◆ Task item: Set down the full listing that follows, word for word.

◆ Supplied entries:
********

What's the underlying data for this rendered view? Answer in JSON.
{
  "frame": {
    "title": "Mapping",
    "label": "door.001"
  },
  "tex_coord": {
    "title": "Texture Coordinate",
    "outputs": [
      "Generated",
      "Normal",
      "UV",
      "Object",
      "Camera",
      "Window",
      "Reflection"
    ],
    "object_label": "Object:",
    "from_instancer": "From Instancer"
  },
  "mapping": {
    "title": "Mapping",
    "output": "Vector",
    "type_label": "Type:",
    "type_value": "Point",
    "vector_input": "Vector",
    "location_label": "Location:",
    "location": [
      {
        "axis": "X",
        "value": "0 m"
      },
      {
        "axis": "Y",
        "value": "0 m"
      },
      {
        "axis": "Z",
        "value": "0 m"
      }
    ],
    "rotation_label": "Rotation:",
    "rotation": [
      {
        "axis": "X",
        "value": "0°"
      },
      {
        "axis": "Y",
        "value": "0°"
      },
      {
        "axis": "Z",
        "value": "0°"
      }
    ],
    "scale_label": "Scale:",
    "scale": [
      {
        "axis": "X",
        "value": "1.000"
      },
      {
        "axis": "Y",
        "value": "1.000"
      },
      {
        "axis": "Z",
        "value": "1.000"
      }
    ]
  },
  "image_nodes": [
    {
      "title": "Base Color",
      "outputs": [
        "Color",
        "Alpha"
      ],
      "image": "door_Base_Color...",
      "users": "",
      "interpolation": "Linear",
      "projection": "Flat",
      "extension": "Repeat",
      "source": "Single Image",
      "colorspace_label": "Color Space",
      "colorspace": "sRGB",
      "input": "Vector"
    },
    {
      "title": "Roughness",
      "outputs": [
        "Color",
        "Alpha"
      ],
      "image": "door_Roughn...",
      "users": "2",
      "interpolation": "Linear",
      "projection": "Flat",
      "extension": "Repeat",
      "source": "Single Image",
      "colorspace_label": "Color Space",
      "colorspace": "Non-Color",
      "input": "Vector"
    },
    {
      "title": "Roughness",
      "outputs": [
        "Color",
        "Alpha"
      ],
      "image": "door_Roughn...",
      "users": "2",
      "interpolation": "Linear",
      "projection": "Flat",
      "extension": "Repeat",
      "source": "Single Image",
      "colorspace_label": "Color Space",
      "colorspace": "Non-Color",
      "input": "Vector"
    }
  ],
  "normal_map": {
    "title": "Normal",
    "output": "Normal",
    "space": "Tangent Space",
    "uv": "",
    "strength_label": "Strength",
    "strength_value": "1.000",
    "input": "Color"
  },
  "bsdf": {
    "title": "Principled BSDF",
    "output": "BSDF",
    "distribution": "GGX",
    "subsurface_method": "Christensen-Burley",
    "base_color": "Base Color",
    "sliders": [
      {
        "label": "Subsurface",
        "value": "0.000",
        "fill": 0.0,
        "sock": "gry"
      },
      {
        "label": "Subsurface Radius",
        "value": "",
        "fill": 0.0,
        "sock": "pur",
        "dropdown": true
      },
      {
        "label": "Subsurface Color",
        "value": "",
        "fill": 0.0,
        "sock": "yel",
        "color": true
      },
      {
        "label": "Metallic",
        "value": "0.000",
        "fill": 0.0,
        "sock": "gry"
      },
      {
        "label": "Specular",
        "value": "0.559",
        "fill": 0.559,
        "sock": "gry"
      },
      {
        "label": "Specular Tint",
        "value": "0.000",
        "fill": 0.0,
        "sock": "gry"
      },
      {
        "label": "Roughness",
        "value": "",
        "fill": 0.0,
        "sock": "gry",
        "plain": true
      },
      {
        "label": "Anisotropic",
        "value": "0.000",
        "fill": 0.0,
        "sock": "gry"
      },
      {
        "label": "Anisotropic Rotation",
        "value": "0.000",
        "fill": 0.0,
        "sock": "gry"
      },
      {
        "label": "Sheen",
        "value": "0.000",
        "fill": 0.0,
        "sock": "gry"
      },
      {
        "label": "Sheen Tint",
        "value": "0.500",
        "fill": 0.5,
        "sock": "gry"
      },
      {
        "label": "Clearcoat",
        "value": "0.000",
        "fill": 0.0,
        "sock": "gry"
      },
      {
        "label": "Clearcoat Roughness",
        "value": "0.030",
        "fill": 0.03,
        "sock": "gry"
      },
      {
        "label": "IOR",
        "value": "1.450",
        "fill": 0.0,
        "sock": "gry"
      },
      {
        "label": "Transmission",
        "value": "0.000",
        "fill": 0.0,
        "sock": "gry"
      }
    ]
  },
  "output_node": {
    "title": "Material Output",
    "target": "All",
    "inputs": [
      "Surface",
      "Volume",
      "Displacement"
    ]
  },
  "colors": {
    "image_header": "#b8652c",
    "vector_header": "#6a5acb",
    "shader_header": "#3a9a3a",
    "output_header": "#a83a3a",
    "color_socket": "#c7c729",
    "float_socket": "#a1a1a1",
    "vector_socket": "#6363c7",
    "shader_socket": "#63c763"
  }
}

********

◆ Response box:
What's the underlying data for this rendered view? Answer in JSON.
{
  "frame": {
    "title": "Mapping",
    "label": "door.001"
  },
  "tex_coord": {
    "title": "Texture Coordinate",
    "outputs": [
      "Generated",
      "Normal",
      "UV",
      "Object",
      "Camera",
      "Window",
      "Reflection"
    ],
    "object_label": "Object:",
    "from_instancer": "From Instancer"
  },
  "mapping": {
    "title": "Mapping",
    "output": "Vector",
    "type_label": "Type:",
    "type_value": "Point",
    "vector_input": "Vector",
    "location_label": "Location:",
    "location": [
      {
        "axis": "X",
        "value": "0 m"
      },
      {
        "axis": "Y",
        "value": "0 m"
      },
      {
        "axis": "Z",
        "value": "0 m"
      }
    ],
    "rotation_label": "Rotation:",
    "rotation": [
      {
        "axis": "X",
        "value": "0°"
      },
      {
        "axis": "Y",
        "value": "0°"
      },
      {
        "axis": "Z",
        "value": "0°"
      }
    ],
    "scale_label": "Scale:",
    "scale": [
      {
        "axis": "X",
        "value": "1.000"
      },
      {
        "axis": "Y",
        "value": "1.000"
      },
      {
        "axis": "Z",
        "value": "1.000"
      }
    ]
  },
  "image_nodes": [
    {
      "title": "Base Color",
      "outputs": [
        "Color",
        "Alpha"
      ],
      "image": "door_Base_Color...",
      "users": "",
      "interpolation": "Linear",
      "projection": "Flat",
      "extension": "Repeat",
      "source": "Single Image",
      "colorspace_label": "Color Space",
      "colorspace": "sRGB",
      "input": "Vector"
    },
    {
      "title": "Roughness",
      "outputs": [
        "Color",
        "Alpha"
      ],
      "image": "door_Roughn...",
      "users": "2",
      "interpolation": "Linear",
      "projection": "Flat",
      "extension": "Repeat",
      "source": "Single Image",
      "colorspace_label": "Color Space",
      "colorspace": "Non-Color",
      "input": "Vector"
    },
    {
      "title": "Roughness",
      "outputs": [
        "Color",
        "Alpha"
      ],
      "image": "door_Roughn...",
      "users": "2",
      "interpolation": "Linear",
      "projection": "Flat",
      "extension": "Repeat",
      "source": "Single Image",
      "colorspace_label": "Color Space",
      "colorspace": "Non-Color",
      "input": "Vector"
    }
  ],
  "normal_map": {
    "title": "Normal",
    "output": "Normal",
    "space": "Tangent Space",
    "uv": "",
    "strength_label": "Strength",
    "strength_value": "1.000",
    "input": "Color"
  },
  "bsdf": {
    "title": "Principled BSDF",
    "output": "BSDF",
    "distribution": "GGX",
    "subsurface_method": "Christensen-Burley",
    "base_color": "Base Color",
    "sliders": [
      {
        "label": "Subsurface",
        "value": "0.000",
        "fill": 0.0,
        "sock": "gry"
      },
      {
        "label": "Subsurface Radius",
        "value": "",
        "fill": 0.0,
        "sock": "pur",
        "dropdown": true
      },
      {
        "label": "Subsurface Color",
        "value": "",
        "fill": 0.0,
        "sock": "yel",
        "color": true
      },
      {
        "label": "Metallic",
        "value": "0.000",
        "fill": 0.0,
        "sock": "gry"
      },
      {
        "label": "Specular",
        "value": "0.559",
        "fill": 0.559,
        "sock": "gry"
      },
      {
        "label": "Specular Tint",
        "value": "0.000",
        "fill": 0.0,
        "sock": "gry"
      },
      {
        "label": "Roughness",
        "value": "",
        "fill": 0.0,
        "sock": "gry",
        "plain": true
      },
      {
        "label": "Anisotropic",
        "value": "0.000",
        "fill": 0.0,
        "sock": "gry"
      },
      {
        "label": "Anisotropic Rotation",
        "value": "0.000",
        "fill": 0.0,
        "sock": "gry"
      },
      {
        "label": "Sheen",
        "value": "0.000",
        "fill": 0.0,
        "sock": "gry"
      },
      {
        "label": "Sheen Tint",
        "value": "0.500",
        "fill": 0.5,
        "sock": "gry"
      },
      {
        "label": "Clearcoat",
        "value": "0.000",
        "fill": 0.0,
        "sock": "gry"
      },
      {
        "label": "Clearcoat Roughness",
        "value": "0.030",
        "fill": 0.03,
        "sock": "gry"
      },
      {
        "label": "IOR",
        "value": "1.450",
        "fill": 0.0,
        "sock": "gry"
      },
      {
        "label": "Transmission",
        "value": "0.000",
        "fill": 0.0,
        "sock": "gry"
      }
    ]
  },
  "output_node": {
    "title": "Material Output",
    "target": "All",
    "inputs": [
      "Surface",
      "Volume",
      "Displacement"
    ]
  },
  "colors": {
    "image_header": "#b8652c",
    "vector_header": "#6a5acb",
    "shader_header": "#3a9a3a",
    "output_header": "#a83a3a",
    "color_socket": "#c7c729",
    "float_socket": "#a1a1a1",
    "vector_socket": "#6363c7",
    "shader_socket": "#63c763"
  }
}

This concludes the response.